From the records below, copy the lines that include "price".

·····

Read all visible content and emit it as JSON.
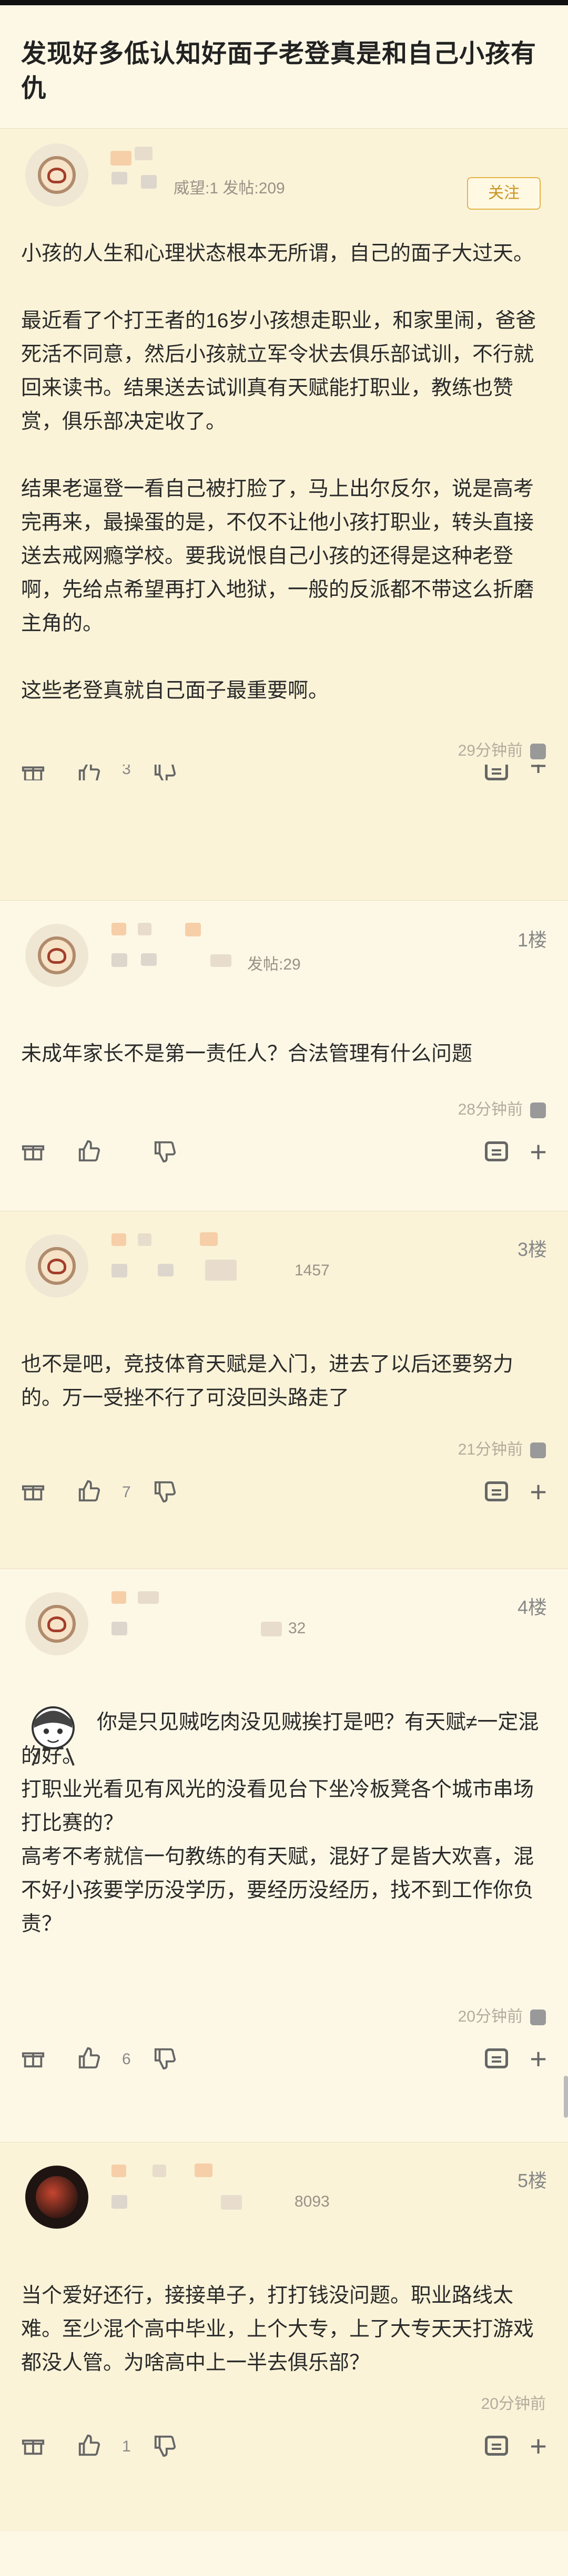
{
  "thread": {
    "title": "发现好多低认知好面子老登真是和自己小孩有仇"
  },
  "op": {
    "meta": "威望:1 发帖:209",
    "follow_label": "关注",
    "paragraphs": [
      "小孩的人生和心理状态根本无所谓，自己的面子大过天。",
      "最近看了个打王者的16岁小孩想走职业，和家里闹，爸爸死活不同意，然后小孩就立军令状去俱乐部试训，不行就回来读书。结果送去试训真有天赋能打职业，教练也赞赏，俱乐部决定收了。",
      "结果老逼登一看自己被打脸了，马上出尔反尔，说是高考完再来，最操蛋的是，不仅不让他小孩打职业，转头直接送去戒网瘾学校。要我说恨自己小孩的还得是这种老登啊，先给点希望再打入地狱，一般的反派都不带这么折磨主角的。",
      "这些老登真就自己面子最重要啊。"
    ],
    "time": "29分钟前",
    "like_count": "3"
  },
  "replies": [
    {
      "floor": "1楼",
      "meta": "发帖:29",
      "paragraphs": [
        "未成年家长不是第一责任人？合法管理有什么问题"
      ],
      "time": "28分钟前",
      "like_count": ""
    },
    {
      "floor": "3楼",
      "meta": "1457",
      "paragraphs": [
        "也不是吧，竞技体育天赋是入门，进去了以后还要努力的。万一受挫不行了可没回头路走了"
      ],
      "time": "21分钟前",
      "like_count": "7"
    },
    {
      "floor": "4楼",
      "meta": "32",
      "paragraphs": [
        "你是只见贼吃肉没见贼挨打是吧？有天赋≠一定混的好。",
        "打职业光看见有风光的没看见台下坐冷板凳各个城市串场打比赛的？",
        "高考不考就信一句教练的有天赋，混好了是皆大欢喜，混不好小孩要学历没学历，要经历没经历，找不到工作你负责？"
      ],
      "time": "20分钟前",
      "like_count": "6"
    },
    {
      "floor": "5楼",
      "meta": "8093",
      "paragraphs": [
        "当个爱好还行，接接单子，打打钱没问题。职业路线太难。至少混个高中毕业，上个大专，上了大专天天打游戏都没人管。为啥高中上一半去俱乐部？"
      ],
      "time": "20分钟前",
      "like_count": "1"
    }
  ],
  "colors": {
    "background": "#fdf8e6",
    "highlight_bg": "#faf3d8",
    "follow_accent": "#e4b44a",
    "muted_text": "#9a9186"
  }
}
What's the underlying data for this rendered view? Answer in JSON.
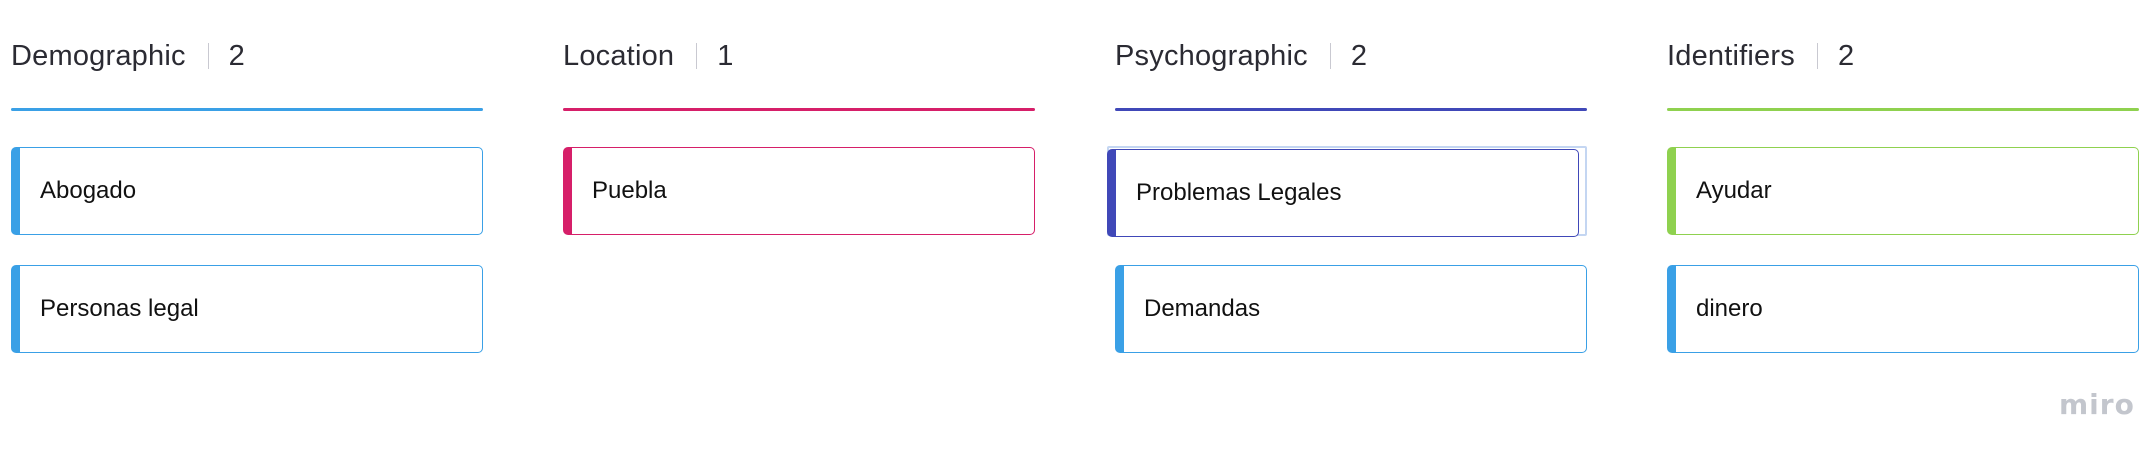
{
  "columns": [
    {
      "title": "Demographic",
      "count": "2",
      "color": "#3aa0e6",
      "cards": [
        {
          "label": "Abogado",
          "color": "#3aa0e6"
        },
        {
          "label": "Personas legal",
          "color": "#3aa0e6"
        }
      ]
    },
    {
      "title": "Location",
      "count": "1",
      "color": "#d61f69",
      "cards": [
        {
          "label": "Puebla",
          "color": "#d61f69"
        }
      ]
    },
    {
      "title": "Psychographic",
      "count": "2",
      "color": "#4048b8",
      "cards": [
        {
          "label": "Problemas Legales",
          "color": "#4048b8",
          "selected": true
        },
        {
          "label": "Demandas",
          "color": "#3aa0e6"
        }
      ]
    },
    {
      "title": "Identifiers",
      "count": "2",
      "color": "#8fd14f",
      "cards": [
        {
          "label": "Ayudar",
          "color": "#8fd14f"
        },
        {
          "label": "dinero",
          "color": "#3aa0e6"
        }
      ]
    }
  ],
  "watermark": {
    "text": "miro"
  }
}
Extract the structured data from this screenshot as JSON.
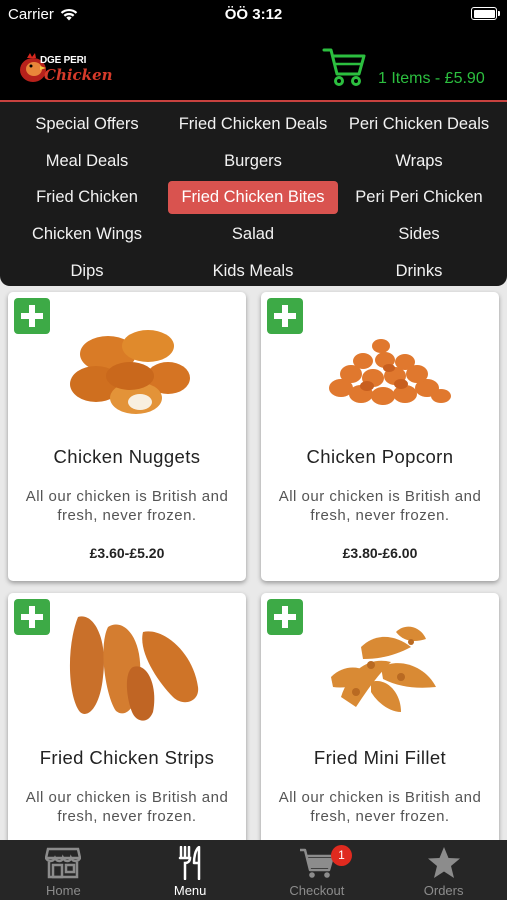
{
  "status_bar": {
    "carrier": "Carrier",
    "time": "ÖÖ 3:12"
  },
  "header": {
    "logo_line1": "DGE PERI",
    "logo_line2": "Chicken",
    "cart_summary": "1 Items - £5.90",
    "accent_color": "#2cbf3f"
  },
  "categories": [
    {
      "label": "Special Offers"
    },
    {
      "label": "Fried Chicken Deals"
    },
    {
      "label": "Peri Chicken Deals"
    },
    {
      "label": "Meal Deals"
    },
    {
      "label": "Burgers"
    },
    {
      "label": "Wraps"
    },
    {
      "label": "Fried Chicken"
    },
    {
      "label": "Fried Chicken Bites",
      "active": true
    },
    {
      "label": "Peri Peri Chicken"
    },
    {
      "label": "Chicken Wings"
    },
    {
      "label": "Salad"
    },
    {
      "label": "Sides"
    },
    {
      "label": "Dips"
    },
    {
      "label": "Kids Meals"
    },
    {
      "label": "Drinks"
    }
  ],
  "products": [
    {
      "name": "Chicken Nuggets",
      "description": "All our chicken is British and fresh, never frozen.",
      "price": "£3.60-£5.20",
      "image_icon": "chicken-nuggets-image"
    },
    {
      "name": "Chicken Popcorn",
      "description": "All our chicken is British and fresh, never frozen.",
      "price": "£3.80-£6.00",
      "image_icon": "chicken-popcorn-image"
    },
    {
      "name": "Fried Chicken Strips",
      "description": "All our chicken is British and fresh, never frozen.",
      "price": "",
      "image_icon": "chicken-strips-image"
    },
    {
      "name": "Fried Mini Fillet",
      "description": "All our chicken is British and fresh, never frozen.",
      "price": "",
      "image_icon": "mini-fillet-image"
    }
  ],
  "tabbar": {
    "items": [
      {
        "label": "Home",
        "icon": "store-icon"
      },
      {
        "label": "Menu",
        "icon": "cutlery-icon",
        "active": true
      },
      {
        "label": "Checkout",
        "icon": "cart-icon"
      },
      {
        "label": "Orders",
        "icon": "star-icon"
      }
    ],
    "checkout_badge": "1"
  },
  "colors": {
    "active_category": "#d9534f",
    "add_button": "#3daa46",
    "badge": "#e02a1f"
  }
}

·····

• **Task answer**:
      "price": "£3.60-£5.20",
      "price": "£3.80-£6.00",
      "price": "",
      "price": "",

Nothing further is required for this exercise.